Task brief
Each line of the data below that contains "brain" must be copied.

------------------------

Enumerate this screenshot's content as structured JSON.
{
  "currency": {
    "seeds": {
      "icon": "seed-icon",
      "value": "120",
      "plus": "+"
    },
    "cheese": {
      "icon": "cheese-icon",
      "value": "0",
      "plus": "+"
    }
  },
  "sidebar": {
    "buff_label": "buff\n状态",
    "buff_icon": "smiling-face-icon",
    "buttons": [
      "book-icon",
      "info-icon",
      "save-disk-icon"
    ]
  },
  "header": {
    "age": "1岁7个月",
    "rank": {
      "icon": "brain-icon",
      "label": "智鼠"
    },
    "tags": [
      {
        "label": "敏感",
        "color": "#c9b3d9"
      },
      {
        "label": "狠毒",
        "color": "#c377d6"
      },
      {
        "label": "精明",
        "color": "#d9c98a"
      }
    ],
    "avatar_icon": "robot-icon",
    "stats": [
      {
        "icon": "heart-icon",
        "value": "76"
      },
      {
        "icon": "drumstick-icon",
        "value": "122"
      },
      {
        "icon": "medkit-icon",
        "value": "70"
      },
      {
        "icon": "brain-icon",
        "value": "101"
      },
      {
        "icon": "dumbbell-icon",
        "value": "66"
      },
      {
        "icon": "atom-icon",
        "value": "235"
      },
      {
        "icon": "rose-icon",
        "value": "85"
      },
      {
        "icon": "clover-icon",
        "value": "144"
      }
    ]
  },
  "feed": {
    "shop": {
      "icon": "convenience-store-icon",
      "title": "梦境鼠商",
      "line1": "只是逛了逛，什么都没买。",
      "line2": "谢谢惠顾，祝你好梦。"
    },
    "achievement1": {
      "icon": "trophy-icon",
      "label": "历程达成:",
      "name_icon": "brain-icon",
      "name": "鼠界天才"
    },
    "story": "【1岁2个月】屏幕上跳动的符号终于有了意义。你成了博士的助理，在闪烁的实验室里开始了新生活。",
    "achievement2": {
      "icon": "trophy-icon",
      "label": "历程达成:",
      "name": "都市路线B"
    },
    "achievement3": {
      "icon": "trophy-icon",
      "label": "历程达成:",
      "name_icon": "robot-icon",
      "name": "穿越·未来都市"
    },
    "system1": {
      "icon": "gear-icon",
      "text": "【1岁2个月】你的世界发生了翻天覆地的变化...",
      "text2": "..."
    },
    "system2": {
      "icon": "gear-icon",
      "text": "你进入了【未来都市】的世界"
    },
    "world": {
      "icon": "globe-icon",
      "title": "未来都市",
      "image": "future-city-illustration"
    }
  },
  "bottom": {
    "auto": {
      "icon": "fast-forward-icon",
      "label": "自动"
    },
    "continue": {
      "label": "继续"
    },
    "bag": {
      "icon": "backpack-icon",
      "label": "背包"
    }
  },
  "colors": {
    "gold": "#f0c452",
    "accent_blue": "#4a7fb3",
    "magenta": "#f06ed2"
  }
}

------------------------

Reply to the exercise
      "icon": "brain-icon",
        "icon": "brain-icon",
      "name_icon": "brain-icon",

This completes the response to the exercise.